+++ Supplied records +++

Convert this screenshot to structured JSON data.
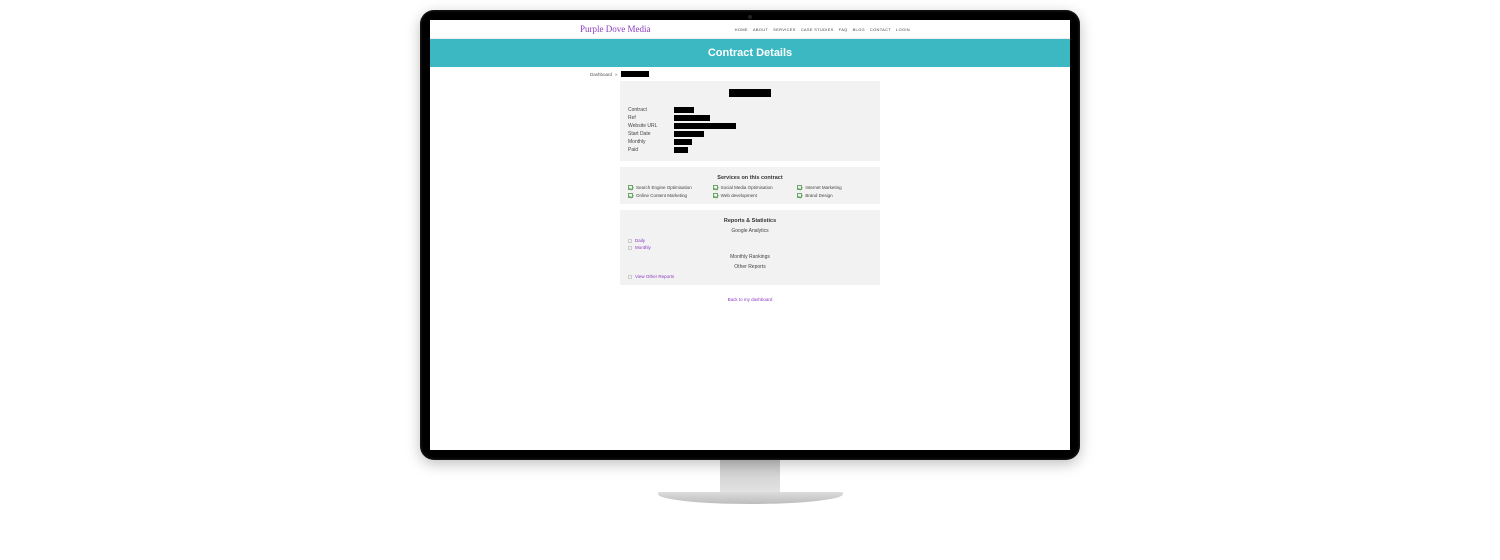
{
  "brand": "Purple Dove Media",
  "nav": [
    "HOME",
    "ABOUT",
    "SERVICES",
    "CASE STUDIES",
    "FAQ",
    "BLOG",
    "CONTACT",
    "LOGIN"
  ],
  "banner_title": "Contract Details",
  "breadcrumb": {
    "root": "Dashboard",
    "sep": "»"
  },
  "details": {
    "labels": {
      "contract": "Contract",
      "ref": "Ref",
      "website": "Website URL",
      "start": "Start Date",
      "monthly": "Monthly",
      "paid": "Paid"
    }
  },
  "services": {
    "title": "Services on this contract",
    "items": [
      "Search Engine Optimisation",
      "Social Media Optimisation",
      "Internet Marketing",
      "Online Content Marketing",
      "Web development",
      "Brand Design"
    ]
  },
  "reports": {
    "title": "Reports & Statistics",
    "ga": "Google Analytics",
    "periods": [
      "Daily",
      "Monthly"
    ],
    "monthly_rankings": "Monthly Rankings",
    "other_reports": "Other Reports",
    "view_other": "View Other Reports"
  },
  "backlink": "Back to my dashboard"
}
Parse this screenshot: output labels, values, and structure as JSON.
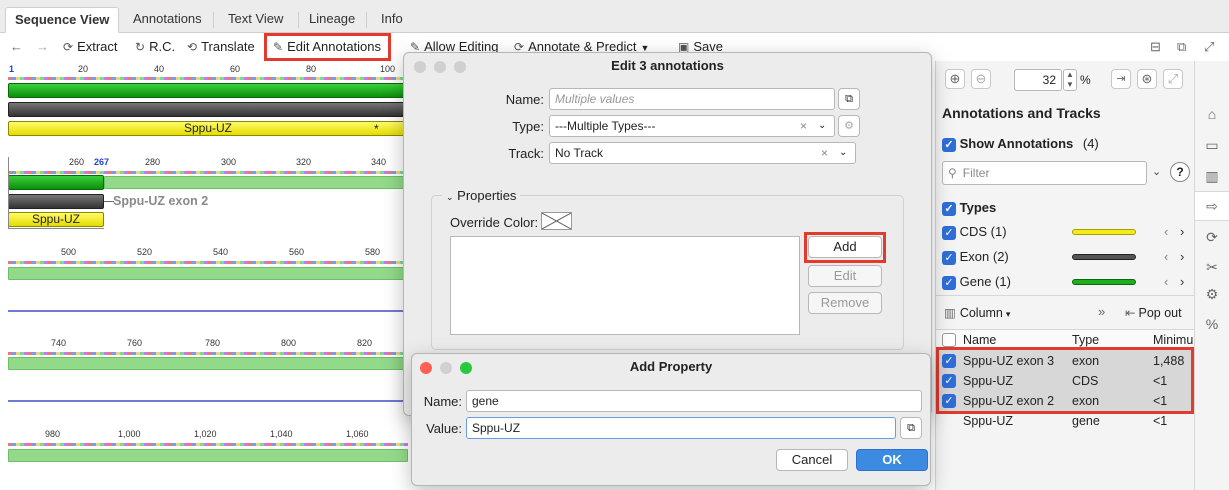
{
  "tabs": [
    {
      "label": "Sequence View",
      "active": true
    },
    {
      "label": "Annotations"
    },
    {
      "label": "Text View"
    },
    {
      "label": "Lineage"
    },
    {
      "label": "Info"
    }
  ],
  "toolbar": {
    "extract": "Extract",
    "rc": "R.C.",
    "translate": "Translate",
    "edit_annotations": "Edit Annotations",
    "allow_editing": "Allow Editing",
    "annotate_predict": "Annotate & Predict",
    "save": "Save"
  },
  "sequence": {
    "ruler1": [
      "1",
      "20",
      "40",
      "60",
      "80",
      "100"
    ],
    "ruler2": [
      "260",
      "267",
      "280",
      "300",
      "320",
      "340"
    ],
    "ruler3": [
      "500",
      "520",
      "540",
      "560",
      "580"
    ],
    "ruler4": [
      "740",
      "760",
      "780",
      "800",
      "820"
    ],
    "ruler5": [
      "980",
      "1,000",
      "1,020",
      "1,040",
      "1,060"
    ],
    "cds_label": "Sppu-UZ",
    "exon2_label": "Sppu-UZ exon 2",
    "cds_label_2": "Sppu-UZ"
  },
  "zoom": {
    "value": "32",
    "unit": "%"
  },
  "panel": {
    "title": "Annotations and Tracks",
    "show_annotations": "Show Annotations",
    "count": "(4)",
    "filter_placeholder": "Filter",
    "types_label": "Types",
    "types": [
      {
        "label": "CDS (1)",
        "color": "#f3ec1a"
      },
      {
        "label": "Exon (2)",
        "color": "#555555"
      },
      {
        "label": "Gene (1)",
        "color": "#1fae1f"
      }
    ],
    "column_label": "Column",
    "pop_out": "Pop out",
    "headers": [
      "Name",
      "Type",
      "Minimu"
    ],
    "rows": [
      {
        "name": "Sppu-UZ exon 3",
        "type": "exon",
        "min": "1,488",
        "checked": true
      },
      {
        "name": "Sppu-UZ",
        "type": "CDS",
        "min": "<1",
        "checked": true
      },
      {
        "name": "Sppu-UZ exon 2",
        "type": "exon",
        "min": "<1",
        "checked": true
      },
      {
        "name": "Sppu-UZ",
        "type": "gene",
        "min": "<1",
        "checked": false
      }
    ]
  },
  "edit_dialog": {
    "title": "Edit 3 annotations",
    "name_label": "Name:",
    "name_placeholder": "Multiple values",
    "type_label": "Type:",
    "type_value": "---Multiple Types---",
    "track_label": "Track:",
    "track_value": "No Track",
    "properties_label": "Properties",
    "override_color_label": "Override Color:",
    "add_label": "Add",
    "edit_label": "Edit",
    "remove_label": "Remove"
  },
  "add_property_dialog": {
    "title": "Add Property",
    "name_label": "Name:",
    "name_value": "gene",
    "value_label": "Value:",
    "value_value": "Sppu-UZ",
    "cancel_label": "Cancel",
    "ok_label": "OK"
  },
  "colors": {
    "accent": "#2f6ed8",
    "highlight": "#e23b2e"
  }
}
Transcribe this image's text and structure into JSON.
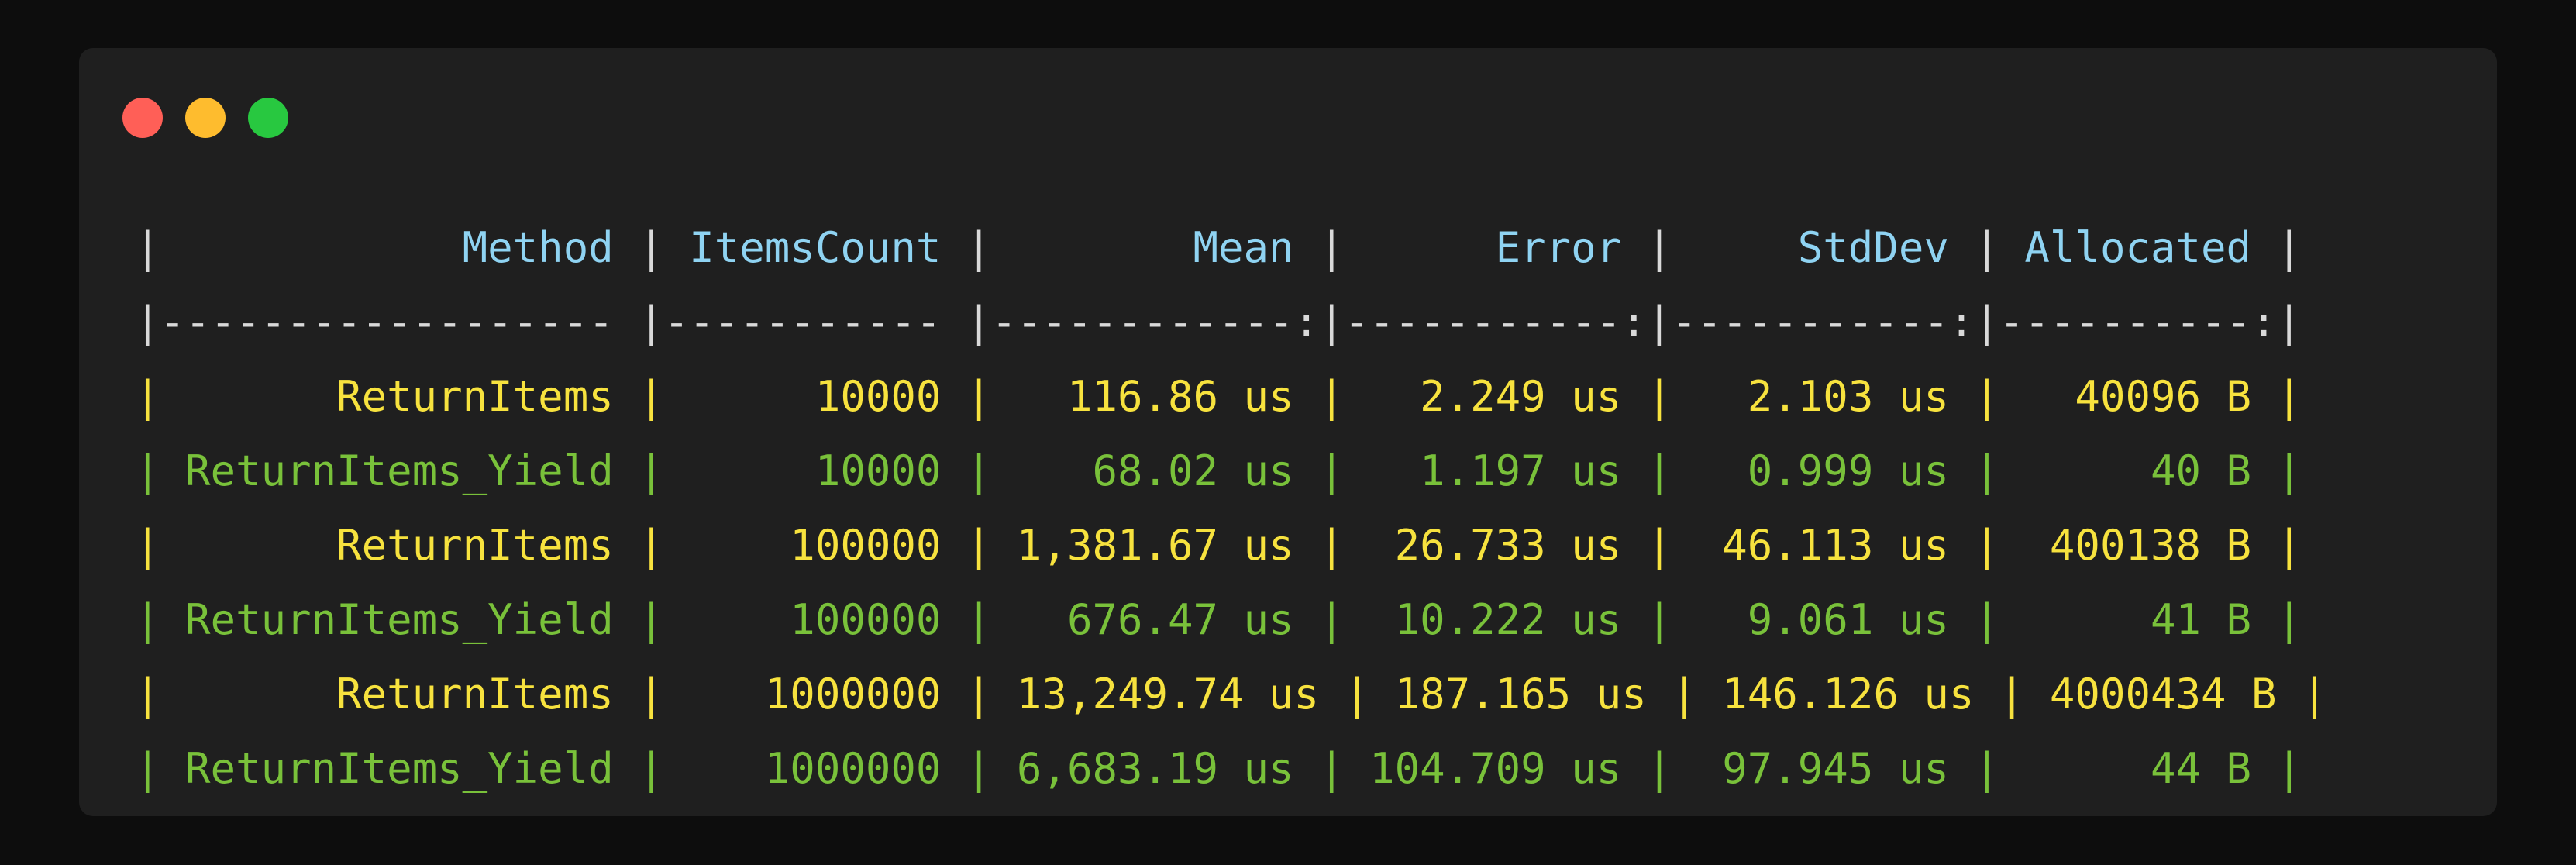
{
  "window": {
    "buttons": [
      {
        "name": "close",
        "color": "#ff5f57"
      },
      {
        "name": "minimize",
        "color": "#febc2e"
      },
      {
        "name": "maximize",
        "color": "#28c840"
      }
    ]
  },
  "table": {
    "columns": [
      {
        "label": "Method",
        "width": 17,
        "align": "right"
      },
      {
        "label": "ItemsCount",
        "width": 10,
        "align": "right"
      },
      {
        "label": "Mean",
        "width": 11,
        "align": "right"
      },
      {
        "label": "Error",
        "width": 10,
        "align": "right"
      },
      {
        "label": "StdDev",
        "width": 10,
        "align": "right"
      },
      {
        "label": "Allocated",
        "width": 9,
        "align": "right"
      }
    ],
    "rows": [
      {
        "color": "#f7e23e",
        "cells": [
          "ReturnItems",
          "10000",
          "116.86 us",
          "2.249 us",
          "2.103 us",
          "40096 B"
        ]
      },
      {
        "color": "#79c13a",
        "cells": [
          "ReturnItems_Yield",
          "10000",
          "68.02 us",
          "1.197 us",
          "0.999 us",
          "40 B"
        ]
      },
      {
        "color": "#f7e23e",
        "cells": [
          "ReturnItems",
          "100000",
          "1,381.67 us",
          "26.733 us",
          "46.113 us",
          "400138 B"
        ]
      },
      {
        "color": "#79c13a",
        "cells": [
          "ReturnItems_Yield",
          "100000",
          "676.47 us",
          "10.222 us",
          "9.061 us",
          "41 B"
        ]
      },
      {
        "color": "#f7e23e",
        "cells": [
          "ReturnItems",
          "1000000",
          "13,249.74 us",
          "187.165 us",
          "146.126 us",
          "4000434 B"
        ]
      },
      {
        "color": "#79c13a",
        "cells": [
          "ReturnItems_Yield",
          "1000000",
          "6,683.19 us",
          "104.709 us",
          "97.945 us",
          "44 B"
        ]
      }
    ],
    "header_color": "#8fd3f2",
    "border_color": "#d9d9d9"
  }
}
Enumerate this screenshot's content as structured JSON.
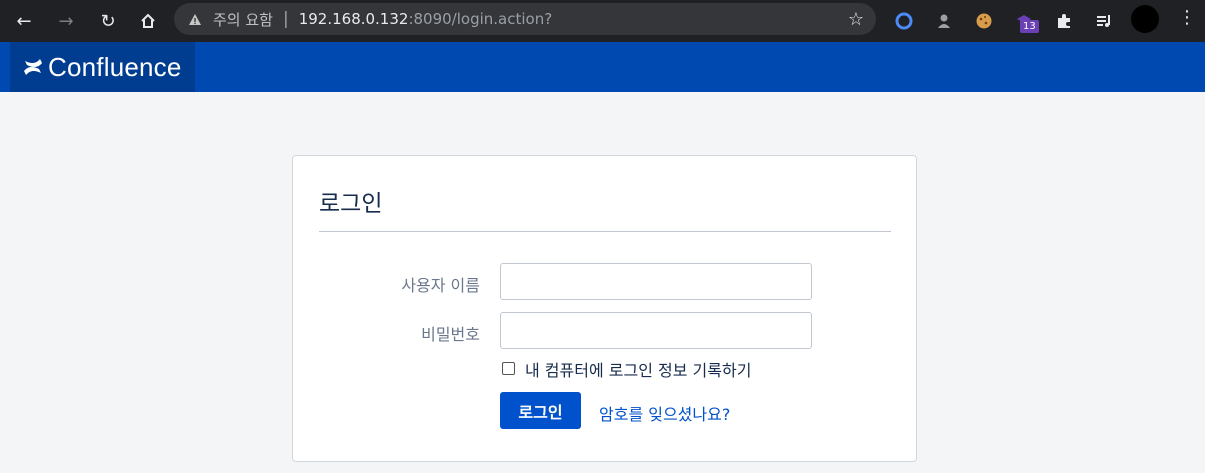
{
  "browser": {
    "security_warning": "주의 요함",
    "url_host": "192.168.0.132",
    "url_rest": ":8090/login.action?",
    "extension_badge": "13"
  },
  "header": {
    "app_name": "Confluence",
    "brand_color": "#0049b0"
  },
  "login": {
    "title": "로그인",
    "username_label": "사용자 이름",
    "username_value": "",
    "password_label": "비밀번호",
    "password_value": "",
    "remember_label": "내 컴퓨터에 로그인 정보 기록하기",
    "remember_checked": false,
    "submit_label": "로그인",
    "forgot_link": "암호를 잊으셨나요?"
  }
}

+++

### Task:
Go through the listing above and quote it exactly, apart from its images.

### Expected answer:
Convert this screenshot to structured JSON data.
{
  "brand": "Purple Dove Media",
  "nav": [
    "HOME",
    "ABOUT",
    "SERVICES",
    "CASE STUDIES",
    "FAQ",
    "BLOG",
    "CONTACT",
    "LOGIN"
  ],
  "banner_title": "Contract Details",
  "breadcrumb": {
    "root": "Dashboard",
    "sep": "»"
  },
  "details": {
    "labels": {
      "contract": "Contract",
      "ref": "Ref",
      "website": "Website URL",
      "start": "Start Date",
      "monthly": "Monthly",
      "paid": "Paid"
    }
  },
  "services": {
    "title": "Services on this contract",
    "items": [
      "Search Engine Optimisation",
      "Social Media Optimisation",
      "Internet Marketing",
      "Online Content Marketing",
      "Web development",
      "Brand Design"
    ]
  },
  "reports": {
    "title": "Reports & Statistics",
    "ga": "Google Analytics",
    "periods": [
      "Daily",
      "Monthly"
    ],
    "monthly_rankings": "Monthly Rankings",
    "other_reports": "Other Reports",
    "view_other": "View Other Reports"
  },
  "backlink": "Back to my dashboard"
}
Parse this screenshot: output labels, values, and structure as JSON.
{
  "tabs": [
    {
      "label": "Sequence View",
      "active": true
    },
    {
      "label": "Annotations"
    },
    {
      "label": "Text View"
    },
    {
      "label": "Lineage"
    },
    {
      "label": "Info"
    }
  ],
  "toolbar": {
    "extract": "Extract",
    "rc": "R.C.",
    "translate": "Translate",
    "edit_annotations": "Edit Annotations",
    "allow_editing": "Allow Editing",
    "annotate_predict": "Annotate & Predict",
    "save": "Save"
  },
  "sequence": {
    "ruler1": [
      "1",
      "20",
      "40",
      "60",
      "80",
      "100"
    ],
    "ruler2": [
      "260",
      "267",
      "280",
      "300",
      "320",
      "340"
    ],
    "ruler3": [
      "500",
      "520",
      "540",
      "560",
      "580"
    ],
    "ruler4": [
      "740",
      "760",
      "780",
      "800",
      "820"
    ],
    "ruler5": [
      "980",
      "1,000",
      "1,020",
      "1,040",
      "1,060"
    ],
    "cds_label": "Sppu-UZ",
    "exon2_label": "Sppu-UZ exon 2",
    "cds_label_2": "Sppu-UZ"
  },
  "zoom": {
    "value": "32",
    "unit": "%"
  },
  "panel": {
    "title": "Annotations and Tracks",
    "show_annotations": "Show Annotations",
    "count": "(4)",
    "filter_placeholder": "Filter",
    "types_label": "Types",
    "types": [
      {
        "label": "CDS (1)",
        "color": "#f3ec1a"
      },
      {
        "label": "Exon (2)",
        "color": "#555555"
      },
      {
        "label": "Gene (1)",
        "color": "#1fae1f"
      }
    ],
    "column_label": "Column",
    "pop_out": "Pop out",
    "headers": [
      "Name",
      "Type",
      "Minimu"
    ],
    "rows": [
      {
        "name": "Sppu-UZ exon 3",
        "type": "exon",
        "min": "1,488",
        "checked": true
      },
      {
        "name": "Sppu-UZ",
        "type": "CDS",
        "min": "<1",
        "checked": true
      },
      {
        "name": "Sppu-UZ exon 2",
        "type": "exon",
        "min": "<1",
        "checked": true
      },
      {
        "name": "Sppu-UZ",
        "type": "gene",
        "min": "<1",
        "checked": false
      }
    ]
  },
  "edit_dialog": {
    "title": "Edit 3 annotations",
    "name_label": "Name:",
    "name_placeholder": "Multiple values",
    "type_label": "Type:",
    "type_value": "---Multiple Types---",
    "track_label": "Track:",
    "track_value": "No Track",
    "properties_label": "Properties",
    "override_color_label": "Override Color:",
    "add_label": "Add",
    "edit_label": "Edit",
    "remove_label": "Remove"
  },
  "add_property_dialog": {
    "title": "Add Property",
    "name_label": "Name:",
    "name_value": "gene",
    "value_label": "Value:",
    "value_value": "Sppu-UZ",
    "cancel_label": "Cancel",
    "ok_label": "OK"
  },
  "colors": {
    "accent": "#2f6ed8",
    "highlight": "#e23b2e"
  }
}
Transcribe this image's text and structure into JSON.
{
  "window": {
    "buttons": [
      {
        "name": "close",
        "color": "#ff5f57"
      },
      {
        "name": "minimize",
        "color": "#febc2e"
      },
      {
        "name": "maximize",
        "color": "#28c840"
      }
    ]
  },
  "table": {
    "columns": [
      {
        "label": "Method",
        "width": 17,
        "align": "right"
      },
      {
        "label": "ItemsCount",
        "width": 10,
        "align": "right"
      },
      {
        "label": "Mean",
        "width": 11,
        "align": "right"
      },
      {
        "label": "Error",
        "width": 10,
        "align": "right"
      },
      {
        "label": "StdDev",
        "width": 10,
        "align": "right"
      },
      {
        "label": "Allocated",
        "width": 9,
        "align": "right"
      }
    ],
    "rows": [
      {
        "color": "#f7e23e",
        "cells": [
          "ReturnItems",
          "10000",
          "116.86 us",
          "2.249 us",
          "2.103 us",
          "40096 B"
        ]
      },
      {
        "color": "#79c13a",
        "cells": [
          "ReturnItems_Yield",
          "10000",
          "68.02 us",
          "1.197 us",
          "0.999 us",
          "40 B"
        ]
      },
      {
        "color": "#f7e23e",
        "cells": [
          "ReturnItems",
          "100000",
          "1,381.67 us",
          "26.733 us",
          "46.113 us",
          "400138 B"
        ]
      },
      {
        "color": "#79c13a",
        "cells": [
          "ReturnItems_Yield",
          "100000",
          "676.47 us",
          "10.222 us",
          "9.061 us",
          "41 B"
        ]
      },
      {
        "color": "#f7e23e",
        "cells": [
          "ReturnItems",
          "1000000",
          "13,249.74 us",
          "187.165 us",
          "146.126 us",
          "4000434 B"
        ]
      },
      {
        "color": "#79c13a",
        "cells": [
          "ReturnItems_Yield",
          "1000000",
          "6,683.19 us",
          "104.709 us",
          "97.945 us",
          "44 B"
        ]
      }
    ],
    "header_color": "#8fd3f2",
    "border_color": "#d9d9d9"
  }
}
Enumerate this screenshot's content as structured JSON.
{
  "browser": {
    "security_warning": "주의 요함",
    "url_host": "192.168.0.132",
    "url_rest": ":8090/login.action?",
    "extension_badge": "13"
  },
  "header": {
    "app_name": "Confluence",
    "brand_color": "#0049b0"
  },
  "login": {
    "title": "로그인",
    "username_label": "사용자 이름",
    "username_value": "",
    "password_label": "비밀번호",
    "password_value": "",
    "remember_label": "내 컴퓨터에 로그인 정보 기록하기",
    "remember_checked": false,
    "submit_label": "로그인",
    "forgot_link": "암호를 잊으셨나요?"
  }
}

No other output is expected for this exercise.